Entries from a dataset of interfaces:
========================================

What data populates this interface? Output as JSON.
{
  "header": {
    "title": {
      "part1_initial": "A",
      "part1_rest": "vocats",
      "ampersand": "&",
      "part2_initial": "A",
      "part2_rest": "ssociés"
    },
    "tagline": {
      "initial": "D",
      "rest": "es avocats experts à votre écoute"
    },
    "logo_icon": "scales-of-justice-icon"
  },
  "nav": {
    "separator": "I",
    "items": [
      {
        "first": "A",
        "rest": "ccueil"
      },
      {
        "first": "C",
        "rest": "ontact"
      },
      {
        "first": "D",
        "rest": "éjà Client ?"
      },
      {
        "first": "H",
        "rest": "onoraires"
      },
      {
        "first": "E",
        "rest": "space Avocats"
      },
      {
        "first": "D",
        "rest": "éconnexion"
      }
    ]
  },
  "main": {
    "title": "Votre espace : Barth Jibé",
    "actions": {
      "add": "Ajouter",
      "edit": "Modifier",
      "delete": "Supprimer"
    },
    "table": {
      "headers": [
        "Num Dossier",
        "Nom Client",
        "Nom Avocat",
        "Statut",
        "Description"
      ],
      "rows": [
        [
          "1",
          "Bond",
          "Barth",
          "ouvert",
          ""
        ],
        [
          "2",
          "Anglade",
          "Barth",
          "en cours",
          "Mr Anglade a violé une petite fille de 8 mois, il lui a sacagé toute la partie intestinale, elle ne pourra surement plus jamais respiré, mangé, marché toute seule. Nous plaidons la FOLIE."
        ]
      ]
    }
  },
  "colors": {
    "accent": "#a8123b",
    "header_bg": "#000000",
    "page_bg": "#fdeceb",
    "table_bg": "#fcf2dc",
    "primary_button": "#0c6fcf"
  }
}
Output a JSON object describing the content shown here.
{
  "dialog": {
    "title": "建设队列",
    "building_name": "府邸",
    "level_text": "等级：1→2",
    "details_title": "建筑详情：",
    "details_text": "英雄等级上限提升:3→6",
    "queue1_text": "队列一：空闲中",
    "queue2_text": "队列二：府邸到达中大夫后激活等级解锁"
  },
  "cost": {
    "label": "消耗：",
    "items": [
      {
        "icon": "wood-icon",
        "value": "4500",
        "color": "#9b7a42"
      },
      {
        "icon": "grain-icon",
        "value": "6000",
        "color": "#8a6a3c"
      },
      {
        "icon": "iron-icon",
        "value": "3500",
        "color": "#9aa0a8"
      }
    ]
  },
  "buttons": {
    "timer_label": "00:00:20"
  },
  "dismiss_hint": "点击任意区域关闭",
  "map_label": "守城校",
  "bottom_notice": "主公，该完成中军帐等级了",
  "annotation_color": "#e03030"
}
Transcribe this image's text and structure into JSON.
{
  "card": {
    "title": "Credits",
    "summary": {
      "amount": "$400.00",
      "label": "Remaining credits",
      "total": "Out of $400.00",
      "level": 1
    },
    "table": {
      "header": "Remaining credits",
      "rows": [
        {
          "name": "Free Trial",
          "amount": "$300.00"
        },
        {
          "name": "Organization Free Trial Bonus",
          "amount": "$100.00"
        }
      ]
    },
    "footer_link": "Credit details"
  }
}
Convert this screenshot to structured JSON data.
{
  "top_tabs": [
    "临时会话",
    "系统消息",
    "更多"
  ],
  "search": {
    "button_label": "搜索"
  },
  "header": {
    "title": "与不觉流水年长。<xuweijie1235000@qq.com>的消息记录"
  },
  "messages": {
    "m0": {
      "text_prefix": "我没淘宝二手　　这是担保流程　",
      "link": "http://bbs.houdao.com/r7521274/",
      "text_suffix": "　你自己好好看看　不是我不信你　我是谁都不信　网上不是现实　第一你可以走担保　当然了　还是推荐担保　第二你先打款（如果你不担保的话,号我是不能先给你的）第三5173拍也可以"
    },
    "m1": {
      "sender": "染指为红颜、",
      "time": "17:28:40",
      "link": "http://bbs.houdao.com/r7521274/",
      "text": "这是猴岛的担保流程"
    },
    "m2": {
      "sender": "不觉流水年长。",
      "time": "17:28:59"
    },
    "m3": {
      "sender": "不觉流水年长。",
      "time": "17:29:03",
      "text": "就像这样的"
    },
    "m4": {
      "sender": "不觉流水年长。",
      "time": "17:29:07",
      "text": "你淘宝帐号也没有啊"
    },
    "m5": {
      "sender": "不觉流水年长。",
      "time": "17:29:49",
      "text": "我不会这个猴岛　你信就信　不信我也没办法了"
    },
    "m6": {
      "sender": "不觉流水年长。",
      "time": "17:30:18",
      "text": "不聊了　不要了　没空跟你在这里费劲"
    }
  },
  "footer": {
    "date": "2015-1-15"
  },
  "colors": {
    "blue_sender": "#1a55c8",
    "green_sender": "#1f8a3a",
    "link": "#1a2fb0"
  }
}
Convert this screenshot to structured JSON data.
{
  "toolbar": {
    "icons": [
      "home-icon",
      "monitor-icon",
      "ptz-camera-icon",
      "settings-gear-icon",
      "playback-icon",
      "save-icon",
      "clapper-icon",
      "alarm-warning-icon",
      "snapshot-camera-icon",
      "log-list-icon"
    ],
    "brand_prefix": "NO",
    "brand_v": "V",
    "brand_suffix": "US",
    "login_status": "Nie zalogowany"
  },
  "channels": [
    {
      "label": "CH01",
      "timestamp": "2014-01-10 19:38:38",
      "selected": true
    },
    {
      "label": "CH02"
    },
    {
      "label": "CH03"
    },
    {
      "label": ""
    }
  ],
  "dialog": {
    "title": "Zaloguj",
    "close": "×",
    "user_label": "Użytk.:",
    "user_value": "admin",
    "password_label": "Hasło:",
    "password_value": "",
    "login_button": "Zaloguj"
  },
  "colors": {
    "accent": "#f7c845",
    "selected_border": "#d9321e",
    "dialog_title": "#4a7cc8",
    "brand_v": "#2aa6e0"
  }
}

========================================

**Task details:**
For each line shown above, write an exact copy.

**Expected answer:**
What data populates this interface? Output as JSON.
{
  "header": {
    "title": {
      "part1_initial": "A",
      "part1_rest": "vocats",
      "ampersand": "&",
      "part2_initial": "A",
      "part2_rest": "ssociés"
    },
    "tagline": {
      "initial": "D",
      "rest": "es avocats experts à votre écoute"
    },
    "logo_icon": "scales-of-justice-icon"
  },
  "nav": {
    "separator": "I",
    "items": [
      {
        "first": "A",
        "rest": "ccueil"
      },
      {
        "first": "C",
        "rest": "ontact"
      },
      {
        "first": "D",
        "rest": "éjà Client ?"
      },
      {
        "first": "H",
        "rest": "onoraires"
      },
      {
        "first": "E",
        "rest": "space Avocats"
      },
      {
        "first": "D",
        "rest": "éconnexion"
      }
    ]
  },
  "main": {
    "title": "Votre espace : Barth Jibé",
    "actions": {
      "add": "Ajouter",
      "edit": "Modifier",
      "delete": "Supprimer"
    },
    "table": {
      "headers": [
        "Num Dossier",
        "Nom Client",
        "Nom Avocat",
        "Statut",
        "Description"
      ],
      "rows": [
        [
          "1",
          "Bond",
          "Barth",
          "ouvert",
          ""
        ],
        [
          "2",
          "Anglade",
          "Barth",
          "en cours",
          "Mr Anglade a violé une petite fille de 8 mois, il lui a sacagé toute la partie intestinale, elle ne pourra surement plus jamais respiré, mangé, marché toute seule. Nous plaidons la FOLIE."
        ]
      ]
    }
  },
  "colors": {
    "accent": "#a8123b",
    "header_bg": "#000000",
    "page_bg": "#fdeceb",
    "table_bg": "#fcf2dc",
    "primary_button": "#0c6fcf"
  }
}
Output a JSON object describing the content shown here.
{
  "dialog": {
    "title": "建设队列",
    "building_name": "府邸",
    "level_text": "等级：1→2",
    "details_title": "建筑详情：",
    "details_text": "英雄等级上限提升:3→6",
    "queue1_text": "队列一：空闲中",
    "queue2_text": "队列二：府邸到达中大夫后激活等级解锁"
  },
  "cost": {
    "label": "消耗：",
    "items": [
      {
        "icon": "wood-icon",
        "value": "4500",
        "color": "#9b7a42"
      },
      {
        "icon": "grain-icon",
        "value": "6000",
        "color": "#8a6a3c"
      },
      {
        "icon": "iron-icon",
        "value": "3500",
        "color": "#9aa0a8"
      }
    ]
  },
  "buttons": {
    "timer_label": "00:00:20"
  },
  "dismiss_hint": "点击任意区域关闭",
  "map_label": "守城校",
  "bottom_notice": "主公，该完成中军帐等级了",
  "annotation_color": "#e03030"
}
Transcribe this image's text and structure into JSON.
{
  "card": {
    "title": "Credits",
    "summary": {
      "amount": "$400.00",
      "label": "Remaining credits",
      "total": "Out of $400.00",
      "level": 1
    },
    "table": {
      "header": "Remaining credits",
      "rows": [
        {
          "name": "Free Trial",
          "amount": "$300.00"
        },
        {
          "name": "Organization Free Trial Bonus",
          "amount": "$100.00"
        }
      ]
    },
    "footer_link": "Credit details"
  }
}
Convert this screenshot to structured JSON data.
{
  "top_tabs": [
    "临时会话",
    "系统消息",
    "更多"
  ],
  "search": {
    "button_label": "搜索"
  },
  "header": {
    "title": "与不觉流水年长。<xuweijie1235000@qq.com>的消息记录"
  },
  "messages": {
    "m0": {
      "text_prefix": "我没淘宝二手　　这是担保流程　",
      "link": "http://bbs.houdao.com/r7521274/",
      "text_suffix": "　你自己好好看看　不是我不信你　我是谁都不信　网上不是现实　第一你可以走担保　当然了　还是推荐担保　第二你先打款（如果你不担保的话,号我是不能先给你的）第三5173拍也可以"
    },
    "m1": {
      "sender": "染指为红颜、",
      "time": "17:28:40",
      "link": "http://bbs.houdao.com/r7521274/",
      "text": "这是猴岛的担保流程"
    },
    "m2": {
      "sender": "不觉流水年长。",
      "time": "17:28:59"
    },
    "m3": {
      "sender": "不觉流水年长。",
      "time": "17:29:03",
      "text": "就像这样的"
    },
    "m4": {
      "sender": "不觉流水年长。",
      "time": "17:29:07",
      "text": "你淘宝帐号也没有啊"
    },
    "m5": {
      "sender": "不觉流水年长。",
      "time": "17:29:49",
      "text": "我不会这个猴岛　你信就信　不信我也没办法了"
    },
    "m6": {
      "sender": "不觉流水年长。",
      "time": "17:30:18",
      "text": "不聊了　不要了　没空跟你在这里费劲"
    }
  },
  "footer": {
    "date": "2015-1-15"
  },
  "colors": {
    "blue_sender": "#1a55c8",
    "green_sender": "#1f8a3a",
    "link": "#1a2fb0"
  }
}
Convert this screenshot to structured JSON data.
{
  "toolbar": {
    "icons": [
      "home-icon",
      "monitor-icon",
      "ptz-camera-icon",
      "settings-gear-icon",
      "playback-icon",
      "save-icon",
      "clapper-icon",
      "alarm-warning-icon",
      "snapshot-camera-icon",
      "log-list-icon"
    ],
    "brand_prefix": "NO",
    "brand_v": "V",
    "brand_suffix": "US",
    "login_status": "Nie zalogowany"
  },
  "channels": [
    {
      "label": "CH01",
      "timestamp": "2014-01-10 19:38:38",
      "selected": true
    },
    {
      "label": "CH02"
    },
    {
      "label": "CH03"
    },
    {
      "label": ""
    }
  ],
  "dialog": {
    "title": "Zaloguj",
    "close": "×",
    "user_label": "Użytk.:",
    "user_value": "admin",
    "password_label": "Hasło:",
    "password_value": "",
    "login_button": "Zaloguj"
  },
  "colors": {
    "accent": "#f7c845",
    "selected_border": "#d9321e",
    "dialog_title": "#4a7cc8",
    "brand_v": "#2aa6e0"
  }
}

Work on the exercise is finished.